[Exercise directions]: Establish how many lines in the records below include the word "JSON"; respond with that number only.

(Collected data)
::::::
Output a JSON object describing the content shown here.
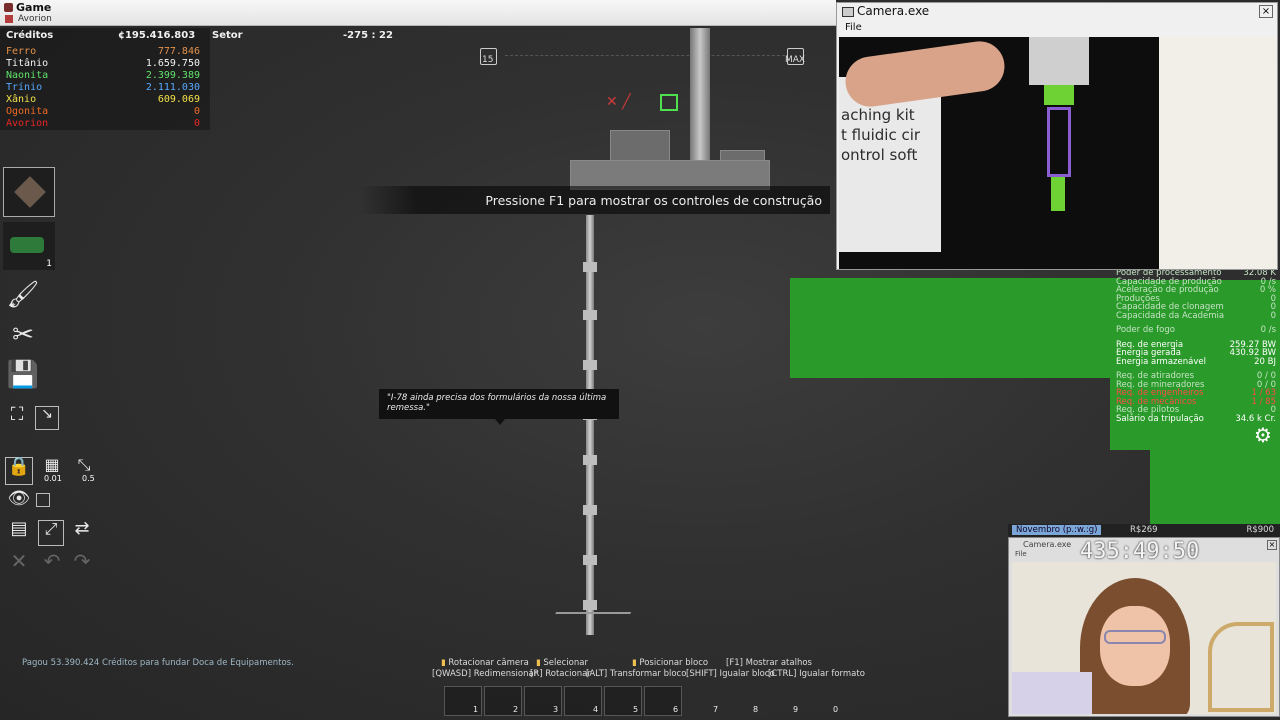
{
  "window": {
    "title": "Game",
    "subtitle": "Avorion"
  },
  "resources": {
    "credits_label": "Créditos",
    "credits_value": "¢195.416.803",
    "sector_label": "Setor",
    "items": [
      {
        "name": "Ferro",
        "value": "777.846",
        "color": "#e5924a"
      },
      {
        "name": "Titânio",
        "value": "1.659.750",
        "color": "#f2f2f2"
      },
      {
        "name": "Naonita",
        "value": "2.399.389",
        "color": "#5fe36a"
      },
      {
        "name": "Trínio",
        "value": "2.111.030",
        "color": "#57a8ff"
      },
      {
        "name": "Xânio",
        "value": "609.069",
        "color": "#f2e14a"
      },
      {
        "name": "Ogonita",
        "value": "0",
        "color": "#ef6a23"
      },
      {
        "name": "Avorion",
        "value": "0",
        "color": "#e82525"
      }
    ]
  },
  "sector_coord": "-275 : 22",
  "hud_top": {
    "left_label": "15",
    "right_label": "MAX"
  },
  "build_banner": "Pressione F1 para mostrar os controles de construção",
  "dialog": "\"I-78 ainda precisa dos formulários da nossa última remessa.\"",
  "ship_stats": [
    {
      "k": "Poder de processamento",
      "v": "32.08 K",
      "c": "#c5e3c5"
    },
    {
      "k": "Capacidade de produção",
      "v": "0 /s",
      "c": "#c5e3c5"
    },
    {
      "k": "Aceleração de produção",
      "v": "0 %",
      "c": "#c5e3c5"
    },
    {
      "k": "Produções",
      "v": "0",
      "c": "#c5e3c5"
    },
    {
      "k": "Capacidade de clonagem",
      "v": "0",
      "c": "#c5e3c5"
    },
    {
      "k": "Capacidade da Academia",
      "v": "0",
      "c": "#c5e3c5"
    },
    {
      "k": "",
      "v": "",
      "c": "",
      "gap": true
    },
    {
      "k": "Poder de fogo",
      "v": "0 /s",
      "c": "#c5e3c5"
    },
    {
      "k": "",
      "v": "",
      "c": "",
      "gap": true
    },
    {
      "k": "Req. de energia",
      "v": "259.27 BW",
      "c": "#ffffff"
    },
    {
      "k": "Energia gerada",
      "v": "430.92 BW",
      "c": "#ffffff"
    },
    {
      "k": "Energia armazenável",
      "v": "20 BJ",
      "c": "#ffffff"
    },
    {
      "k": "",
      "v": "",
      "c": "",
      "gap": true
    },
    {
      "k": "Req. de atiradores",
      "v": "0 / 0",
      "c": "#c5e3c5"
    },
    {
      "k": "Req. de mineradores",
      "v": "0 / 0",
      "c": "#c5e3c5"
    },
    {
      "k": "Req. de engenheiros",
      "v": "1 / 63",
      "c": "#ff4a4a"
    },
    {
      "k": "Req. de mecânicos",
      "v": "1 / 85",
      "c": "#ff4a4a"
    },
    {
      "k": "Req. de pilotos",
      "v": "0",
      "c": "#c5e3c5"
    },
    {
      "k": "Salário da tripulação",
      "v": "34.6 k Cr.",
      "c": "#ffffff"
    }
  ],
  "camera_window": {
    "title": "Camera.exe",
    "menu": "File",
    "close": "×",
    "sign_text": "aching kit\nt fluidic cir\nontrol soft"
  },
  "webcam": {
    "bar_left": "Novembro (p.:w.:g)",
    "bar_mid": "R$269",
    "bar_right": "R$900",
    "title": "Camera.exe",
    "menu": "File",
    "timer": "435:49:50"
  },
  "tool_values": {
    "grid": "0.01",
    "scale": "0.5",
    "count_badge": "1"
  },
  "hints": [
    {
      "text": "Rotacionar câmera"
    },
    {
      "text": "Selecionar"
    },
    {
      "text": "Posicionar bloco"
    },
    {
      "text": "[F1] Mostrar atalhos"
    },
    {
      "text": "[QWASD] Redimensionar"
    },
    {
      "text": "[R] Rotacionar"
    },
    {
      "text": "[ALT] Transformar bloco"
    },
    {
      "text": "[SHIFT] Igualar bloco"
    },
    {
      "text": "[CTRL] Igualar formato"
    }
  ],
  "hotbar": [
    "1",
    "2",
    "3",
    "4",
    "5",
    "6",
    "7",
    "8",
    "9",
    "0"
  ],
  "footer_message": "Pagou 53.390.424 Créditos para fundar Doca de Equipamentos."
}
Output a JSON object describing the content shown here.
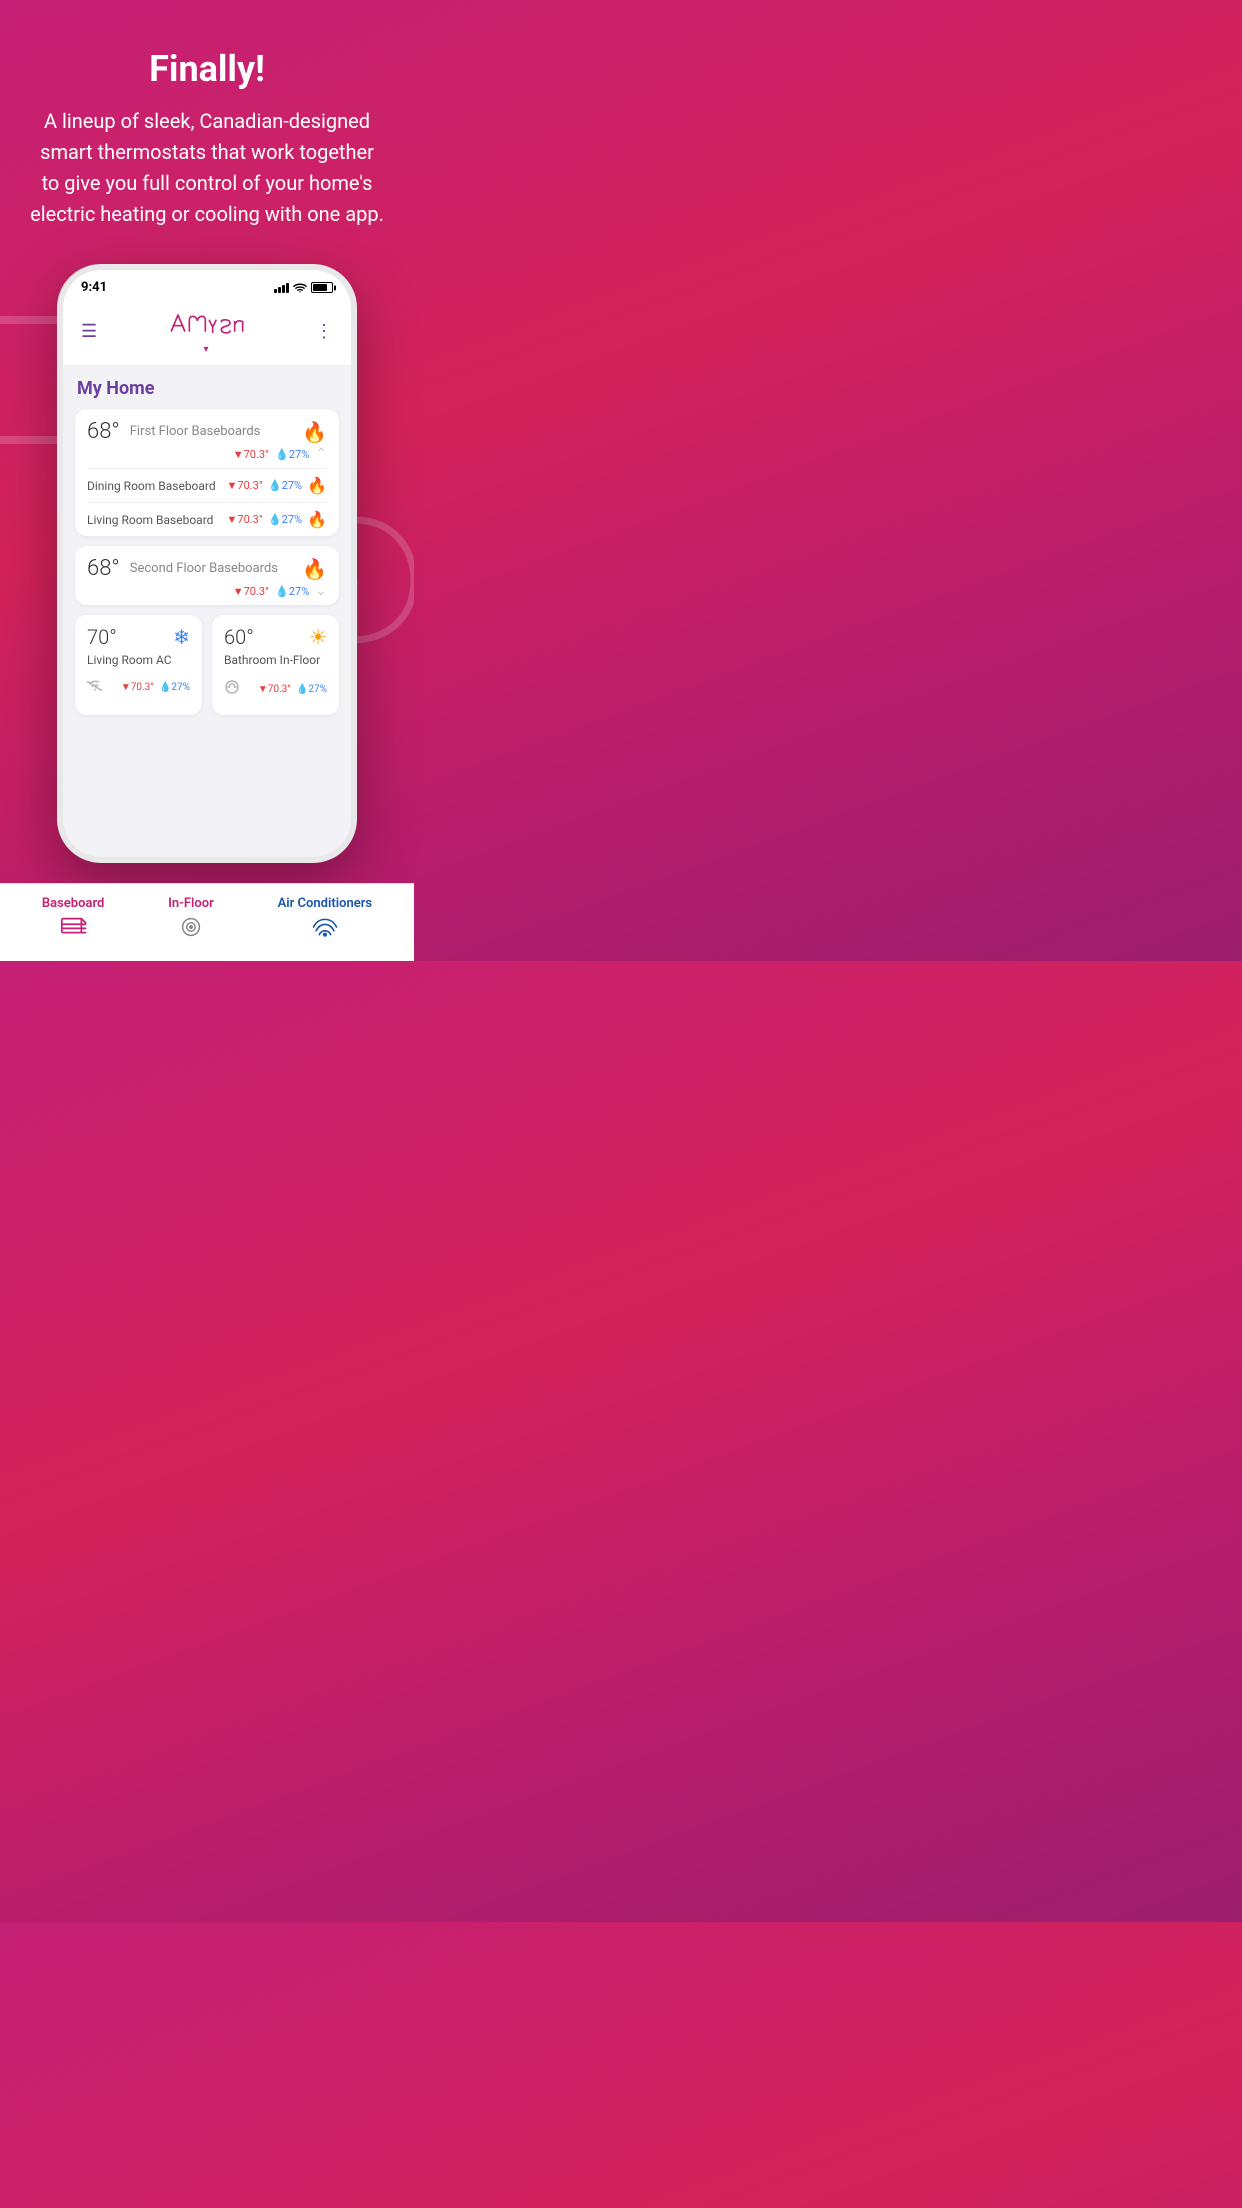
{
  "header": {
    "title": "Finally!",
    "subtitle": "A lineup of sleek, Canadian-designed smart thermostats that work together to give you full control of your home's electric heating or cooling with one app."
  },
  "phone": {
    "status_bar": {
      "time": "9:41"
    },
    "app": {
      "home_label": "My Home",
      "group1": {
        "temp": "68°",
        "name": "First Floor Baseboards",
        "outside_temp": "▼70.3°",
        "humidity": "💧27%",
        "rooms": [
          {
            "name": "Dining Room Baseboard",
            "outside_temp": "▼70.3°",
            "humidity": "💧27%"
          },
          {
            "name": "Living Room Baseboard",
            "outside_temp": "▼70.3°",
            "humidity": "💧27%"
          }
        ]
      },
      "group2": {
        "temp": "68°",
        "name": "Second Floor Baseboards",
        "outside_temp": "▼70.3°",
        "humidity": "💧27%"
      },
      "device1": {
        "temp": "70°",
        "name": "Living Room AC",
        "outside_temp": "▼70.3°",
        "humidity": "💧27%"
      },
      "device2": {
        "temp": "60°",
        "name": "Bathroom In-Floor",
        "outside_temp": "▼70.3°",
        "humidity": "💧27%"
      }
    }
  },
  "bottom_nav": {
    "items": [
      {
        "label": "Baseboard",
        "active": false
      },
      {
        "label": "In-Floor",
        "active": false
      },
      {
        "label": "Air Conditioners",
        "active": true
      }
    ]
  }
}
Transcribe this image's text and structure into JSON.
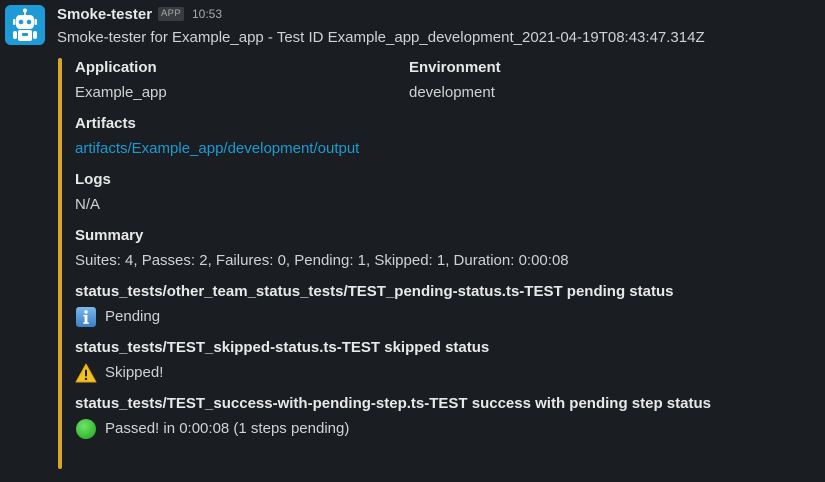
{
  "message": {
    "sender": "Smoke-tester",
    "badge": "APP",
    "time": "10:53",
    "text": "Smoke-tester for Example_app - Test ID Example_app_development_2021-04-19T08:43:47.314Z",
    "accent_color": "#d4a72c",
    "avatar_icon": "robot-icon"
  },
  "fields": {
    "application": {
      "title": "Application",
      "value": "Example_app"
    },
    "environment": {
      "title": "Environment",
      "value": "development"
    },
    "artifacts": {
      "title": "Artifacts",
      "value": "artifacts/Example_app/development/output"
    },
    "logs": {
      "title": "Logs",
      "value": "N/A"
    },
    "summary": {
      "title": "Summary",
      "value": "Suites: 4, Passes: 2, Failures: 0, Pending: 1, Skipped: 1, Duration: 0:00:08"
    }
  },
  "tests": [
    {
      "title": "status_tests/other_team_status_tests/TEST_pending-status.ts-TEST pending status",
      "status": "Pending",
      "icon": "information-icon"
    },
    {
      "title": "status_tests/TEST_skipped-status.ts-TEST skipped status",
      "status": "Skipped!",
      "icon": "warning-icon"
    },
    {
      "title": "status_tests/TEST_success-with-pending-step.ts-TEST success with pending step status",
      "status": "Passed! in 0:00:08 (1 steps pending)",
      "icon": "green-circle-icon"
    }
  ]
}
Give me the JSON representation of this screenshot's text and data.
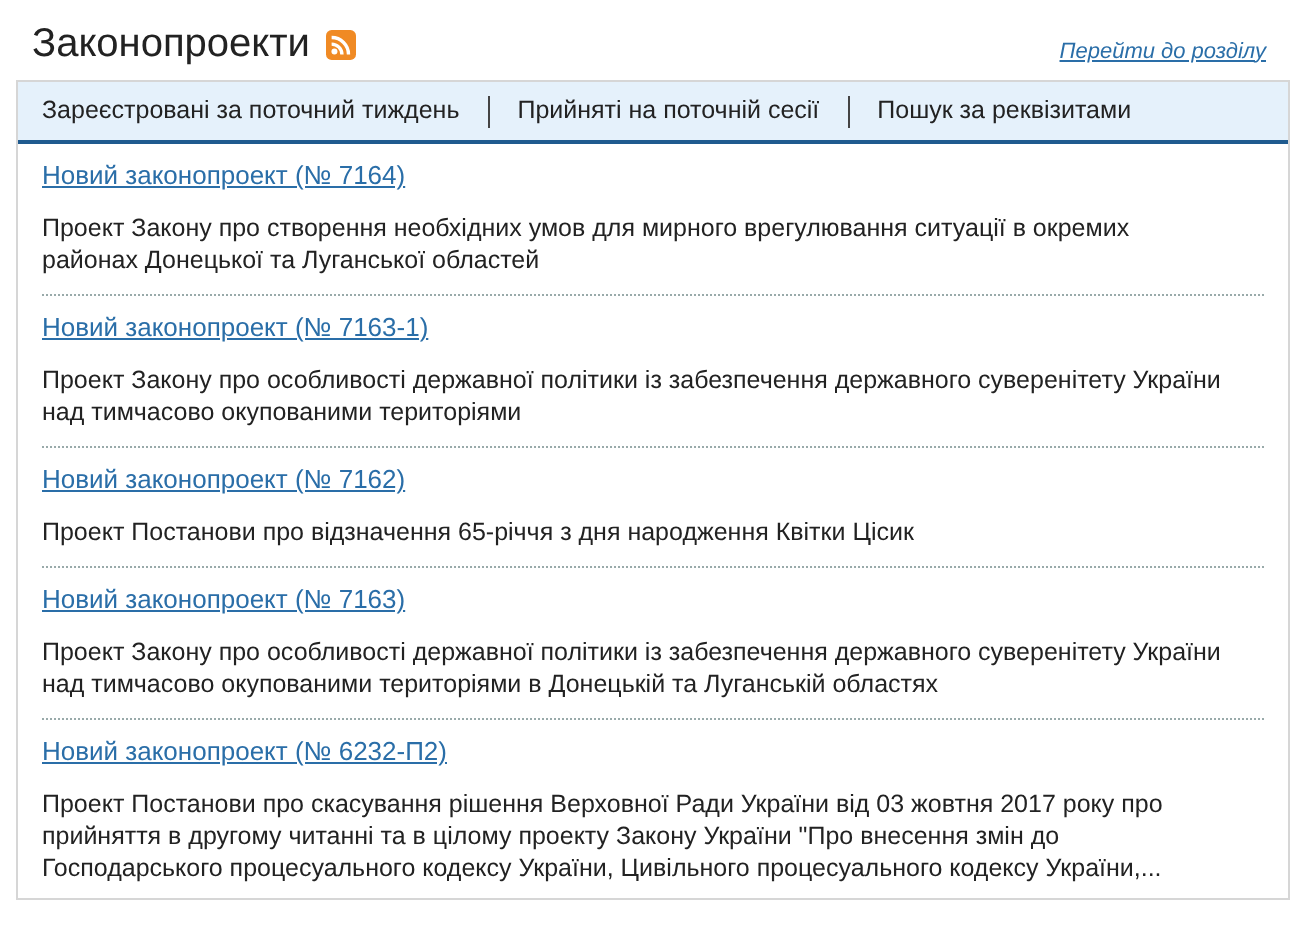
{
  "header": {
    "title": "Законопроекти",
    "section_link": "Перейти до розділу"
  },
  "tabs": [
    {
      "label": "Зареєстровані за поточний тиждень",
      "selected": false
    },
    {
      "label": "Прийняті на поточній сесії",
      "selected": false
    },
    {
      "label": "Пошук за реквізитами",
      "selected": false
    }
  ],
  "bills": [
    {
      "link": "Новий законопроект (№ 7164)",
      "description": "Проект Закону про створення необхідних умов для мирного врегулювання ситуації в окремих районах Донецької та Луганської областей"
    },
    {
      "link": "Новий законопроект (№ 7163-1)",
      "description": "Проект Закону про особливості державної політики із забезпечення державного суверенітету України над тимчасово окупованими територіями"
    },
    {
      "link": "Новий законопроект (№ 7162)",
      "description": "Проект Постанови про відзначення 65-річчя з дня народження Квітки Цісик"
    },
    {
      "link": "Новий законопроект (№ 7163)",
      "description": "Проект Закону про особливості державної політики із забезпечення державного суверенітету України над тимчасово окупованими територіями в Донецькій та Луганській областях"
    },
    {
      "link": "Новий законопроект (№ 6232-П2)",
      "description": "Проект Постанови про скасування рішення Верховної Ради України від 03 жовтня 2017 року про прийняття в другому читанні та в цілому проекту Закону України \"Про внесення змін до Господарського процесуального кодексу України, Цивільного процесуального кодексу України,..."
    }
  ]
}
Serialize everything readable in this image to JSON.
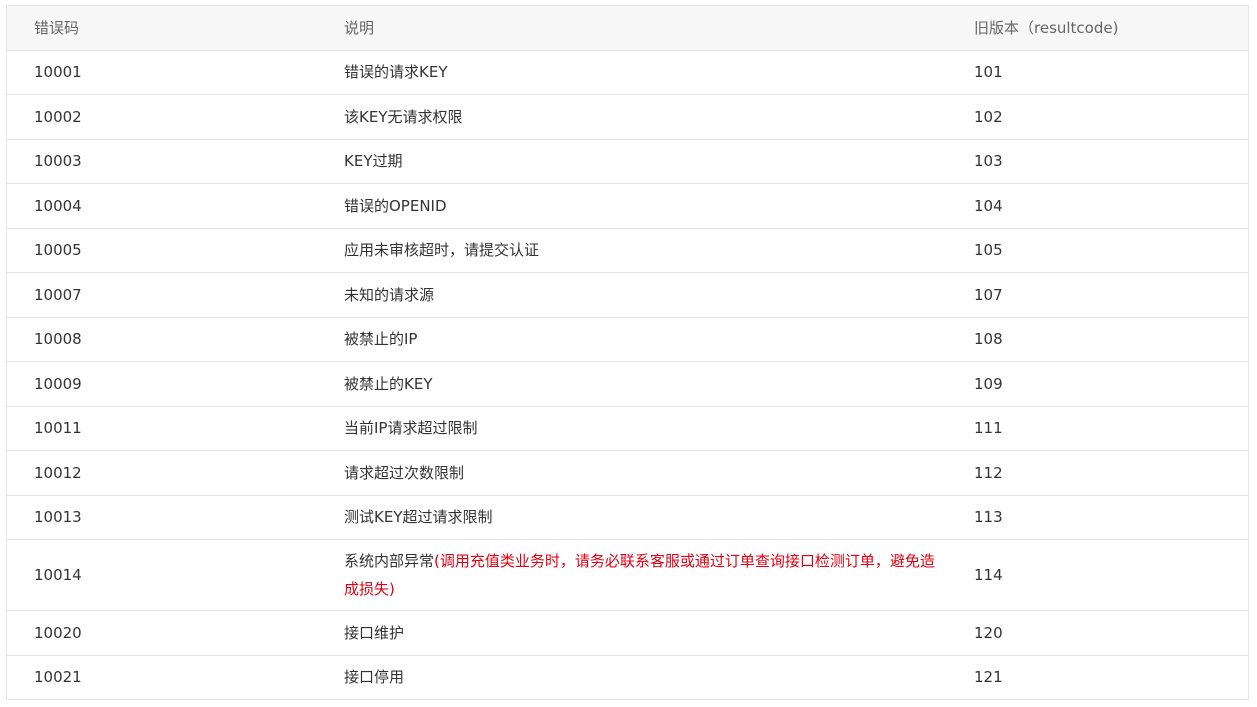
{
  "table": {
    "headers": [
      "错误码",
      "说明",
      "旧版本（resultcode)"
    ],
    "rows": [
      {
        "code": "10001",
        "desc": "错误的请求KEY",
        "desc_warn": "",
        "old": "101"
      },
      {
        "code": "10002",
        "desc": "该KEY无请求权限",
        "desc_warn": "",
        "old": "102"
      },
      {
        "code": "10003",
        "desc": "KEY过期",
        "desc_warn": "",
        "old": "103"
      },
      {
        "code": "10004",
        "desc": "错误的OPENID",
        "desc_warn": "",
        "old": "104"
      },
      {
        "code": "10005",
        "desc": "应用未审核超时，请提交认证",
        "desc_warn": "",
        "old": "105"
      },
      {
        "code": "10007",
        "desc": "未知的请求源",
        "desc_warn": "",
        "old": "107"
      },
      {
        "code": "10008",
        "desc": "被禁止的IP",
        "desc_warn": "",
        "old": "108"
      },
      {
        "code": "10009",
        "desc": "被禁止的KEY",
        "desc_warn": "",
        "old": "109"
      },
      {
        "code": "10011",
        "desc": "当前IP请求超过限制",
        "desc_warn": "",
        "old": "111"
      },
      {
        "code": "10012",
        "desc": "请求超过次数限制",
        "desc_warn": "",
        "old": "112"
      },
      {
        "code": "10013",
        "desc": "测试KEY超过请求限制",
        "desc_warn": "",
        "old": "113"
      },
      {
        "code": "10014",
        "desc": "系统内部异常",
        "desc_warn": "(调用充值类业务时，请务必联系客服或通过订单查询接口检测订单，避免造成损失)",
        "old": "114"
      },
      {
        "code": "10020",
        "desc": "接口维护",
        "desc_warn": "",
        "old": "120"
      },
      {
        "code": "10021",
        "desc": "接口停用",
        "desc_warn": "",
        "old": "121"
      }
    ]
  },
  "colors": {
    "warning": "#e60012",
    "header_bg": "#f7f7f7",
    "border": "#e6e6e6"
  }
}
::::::
[Reply to the exercise]: 5